App and web page records
──────────

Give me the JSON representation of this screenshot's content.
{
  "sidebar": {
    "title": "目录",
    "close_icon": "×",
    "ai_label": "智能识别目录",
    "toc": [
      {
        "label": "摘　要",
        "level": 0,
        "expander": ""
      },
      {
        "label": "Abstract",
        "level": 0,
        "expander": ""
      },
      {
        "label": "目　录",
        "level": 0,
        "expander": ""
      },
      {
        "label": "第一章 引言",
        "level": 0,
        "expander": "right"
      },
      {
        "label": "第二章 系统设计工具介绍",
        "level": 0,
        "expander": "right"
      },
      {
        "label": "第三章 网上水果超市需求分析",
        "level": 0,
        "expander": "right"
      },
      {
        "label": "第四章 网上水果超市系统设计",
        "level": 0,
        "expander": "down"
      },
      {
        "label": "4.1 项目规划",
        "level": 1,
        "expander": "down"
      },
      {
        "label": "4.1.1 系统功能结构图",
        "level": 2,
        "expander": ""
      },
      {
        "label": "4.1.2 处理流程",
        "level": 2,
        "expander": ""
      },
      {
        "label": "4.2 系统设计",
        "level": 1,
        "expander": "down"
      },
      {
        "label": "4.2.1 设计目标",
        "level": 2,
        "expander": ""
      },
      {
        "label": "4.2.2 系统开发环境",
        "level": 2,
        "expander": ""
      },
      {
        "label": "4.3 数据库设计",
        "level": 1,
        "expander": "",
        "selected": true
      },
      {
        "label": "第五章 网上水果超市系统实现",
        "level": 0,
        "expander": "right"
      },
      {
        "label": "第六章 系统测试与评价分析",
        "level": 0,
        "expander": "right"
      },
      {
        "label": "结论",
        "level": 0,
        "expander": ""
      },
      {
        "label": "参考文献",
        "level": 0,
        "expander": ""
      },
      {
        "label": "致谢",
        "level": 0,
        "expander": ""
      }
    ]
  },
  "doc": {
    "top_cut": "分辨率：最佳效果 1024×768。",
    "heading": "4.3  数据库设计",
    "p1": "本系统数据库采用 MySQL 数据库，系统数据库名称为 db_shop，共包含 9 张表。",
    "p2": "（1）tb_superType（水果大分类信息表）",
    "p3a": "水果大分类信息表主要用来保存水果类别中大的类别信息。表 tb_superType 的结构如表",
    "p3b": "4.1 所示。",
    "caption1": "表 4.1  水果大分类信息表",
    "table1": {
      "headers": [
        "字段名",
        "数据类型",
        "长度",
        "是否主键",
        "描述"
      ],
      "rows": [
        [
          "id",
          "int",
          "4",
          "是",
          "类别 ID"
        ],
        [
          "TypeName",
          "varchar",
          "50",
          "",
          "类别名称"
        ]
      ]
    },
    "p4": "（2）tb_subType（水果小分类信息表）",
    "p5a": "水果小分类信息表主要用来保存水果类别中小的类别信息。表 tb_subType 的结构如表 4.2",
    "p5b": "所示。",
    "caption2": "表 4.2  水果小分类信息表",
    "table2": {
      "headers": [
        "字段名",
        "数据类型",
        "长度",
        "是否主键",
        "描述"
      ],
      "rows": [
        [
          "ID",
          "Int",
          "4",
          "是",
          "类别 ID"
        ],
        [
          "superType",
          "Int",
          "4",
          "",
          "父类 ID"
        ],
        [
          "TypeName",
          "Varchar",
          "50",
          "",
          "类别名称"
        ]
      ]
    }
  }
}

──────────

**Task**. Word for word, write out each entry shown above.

**Solution for this task**.
Give me the JSON representation of this screenshot's content.
{
  "sidebar": {
    "title": "目录",
    "close_icon": "×",
    "ai_label": "智能识别目录",
    "toc": [
      {
        "label": "摘　要",
        "level": 0,
        "expander": ""
      },
      {
        "label": "Abstract",
        "level": 0,
        "expander": ""
      },
      {
        "label": "目　录",
        "level": 0,
        "expander": ""
      },
      {
        "label": "第一章 引言",
        "level": 0,
        "expander": "right"
      },
      {
        "label": "第二章 系统设计工具介绍",
        "level": 0,
        "expander": "right"
      },
      {
        "label": "第三章 网上水果超市需求分析",
        "level": 0,
        "expander": "right"
      },
      {
        "label": "第四章 网上水果超市系统设计",
        "level": 0,
        "expander": "down"
      },
      {
        "label": "4.1 项目规划",
        "level": 1,
        "expander": "down"
      },
      {
        "label": "4.1.1 系统功能结构图",
        "level": 2,
        "expander": ""
      },
      {
        "label": "4.1.2 处理流程",
        "level": 2,
        "expander": ""
      },
      {
        "label": "4.2 系统设计",
        "level": 1,
        "expander": "down"
      },
      {
        "label": "4.2.1 设计目标",
        "level": 2,
        "expander": ""
      },
      {
        "label": "4.2.2 系统开发环境",
        "level": 2,
        "expander": ""
      },
      {
        "label": "4.3 数据库设计",
        "level": 1,
        "expander": "",
        "selected": true
      },
      {
        "label": "第五章 网上水果超市系统实现",
        "level": 0,
        "expander": "right"
      },
      {
        "label": "第六章 系统测试与评价分析",
        "level": 0,
        "expander": "right"
      },
      {
        "label": "结论",
        "level": 0,
        "expander": ""
      },
      {
        "label": "参考文献",
        "level": 0,
        "expander": ""
      },
      {
        "label": "致谢",
        "level": 0,
        "expander": ""
      }
    ]
  },
  "doc": {
    "top_cut": "分辨率：最佳效果 1024×768。",
    "heading": "4.3  数据库设计",
    "p1": "本系统数据库采用 MySQL 数据库，系统数据库名称为 db_shop，共包含 9 张表。",
    "p2": "（1）tb_superType（水果大分类信息表）",
    "p3a": "水果大分类信息表主要用来保存水果类别中大的类别信息。表 tb_superType 的结构如表",
    "p3b": "4.1 所示。",
    "caption1": "表 4.1  水果大分类信息表",
    "table1": {
      "headers": [
        "字段名",
        "数据类型",
        "长度",
        "是否主键",
        "描述"
      ],
      "rows": [
        [
          "id",
          "int",
          "4",
          "是",
          "类别 ID"
        ],
        [
          "TypeName",
          "varchar",
          "50",
          "",
          "类别名称"
        ]
      ]
    },
    "p4": "（2）tb_subType（水果小分类信息表）",
    "p5a": "水果小分类信息表主要用来保存水果类别中小的类别信息。表 tb_subType 的结构如表 4.2",
    "p5b": "所示。",
    "caption2": "表 4.2  水果小分类信息表",
    "table2": {
      "headers": [
        "字段名",
        "数据类型",
        "长度",
        "是否主键",
        "描述"
      ],
      "rows": [
        [
          "ID",
          "Int",
          "4",
          "是",
          "类别 ID"
        ],
        [
          "superType",
          "Int",
          "4",
          "",
          "父类 ID"
        ],
        [
          "TypeName",
          "Varchar",
          "50",
          "",
          "类别名称"
        ]
      ]
    }
  }
}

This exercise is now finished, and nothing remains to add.